I arrived at the hospital that morning, anticipating an experience similar to the one that had been described in pre-natal classes. However it soon became evident that this was not to be. Each shift of nurses assured me that I was fully dilated and that nature would take its course. The doctor advised that the next procedure was to break my waters as time had passed and this hadn’t happened. That was fine with me. I was growing impatient.
But hours later I was still having very regular and extremely painful contractions. I was nauseous and exhausted. While my husband was comfortably seated in a waiting room watching The Grey Cup (Canada’s version of The Superbowl), I was in hell. To his credit he did come in to sit with me occasionally to coach me in my breathing, but no way was he suffering like I was.
At around midnight my doctor started talking C-Section. I was not impressed. I wanted a natural childbirth as I had prepared for in the pre-natal classes. By some miracle, (possibly my baby realized my exasperation), my son turned and moments later the head crowned. My son Kyle Isaac entered the world at 12:25 am on November 24th.
Rooming in was not an option in those days. Every few hours a nurse would bring my baby into my room for me to nurse. And those quiet times were treasures. He would look up at me with his gorgeous brown eyes that spoke volumes. “You brought me into this scary world so please take care of me.”

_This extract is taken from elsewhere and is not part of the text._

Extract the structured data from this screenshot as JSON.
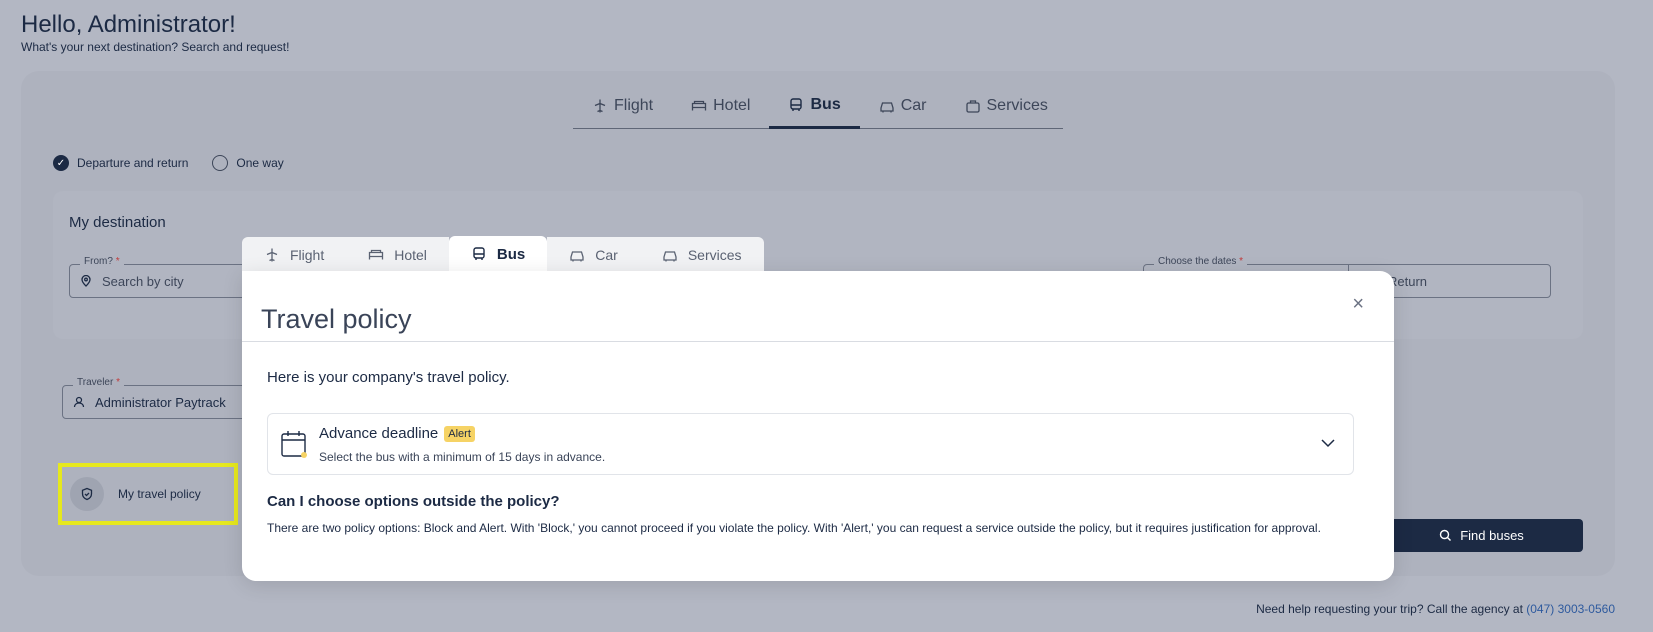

And I have done my best to care for him and help him grow over the years. Nursing him, hearing his first words and watching his first steps were only the beginning. He started school and then took skating, swimming and piano lessons. He joined Beavers and then Cub Scouts. And he discovered five-pin bowling which became his focus for many years. He learned to play the clarinet and then became a sensational drummer. Riding his first bike all too soon began driving his first car. After several graduations, he has settled comfortably into a career as a Chartered Accountant. And just over two years ago he had his first house built.
Kyle, I am so very proud of you and all that you have accomplished. The difficult pregnancy and painful labor were well worth it. I couldn’t ask for a better and more loving son.
We may live thousands of miles apart but when I talk to you on the phone tomorrow, the distance will vanish. I love you and I hope that all your wishes and dreams come true next year and always.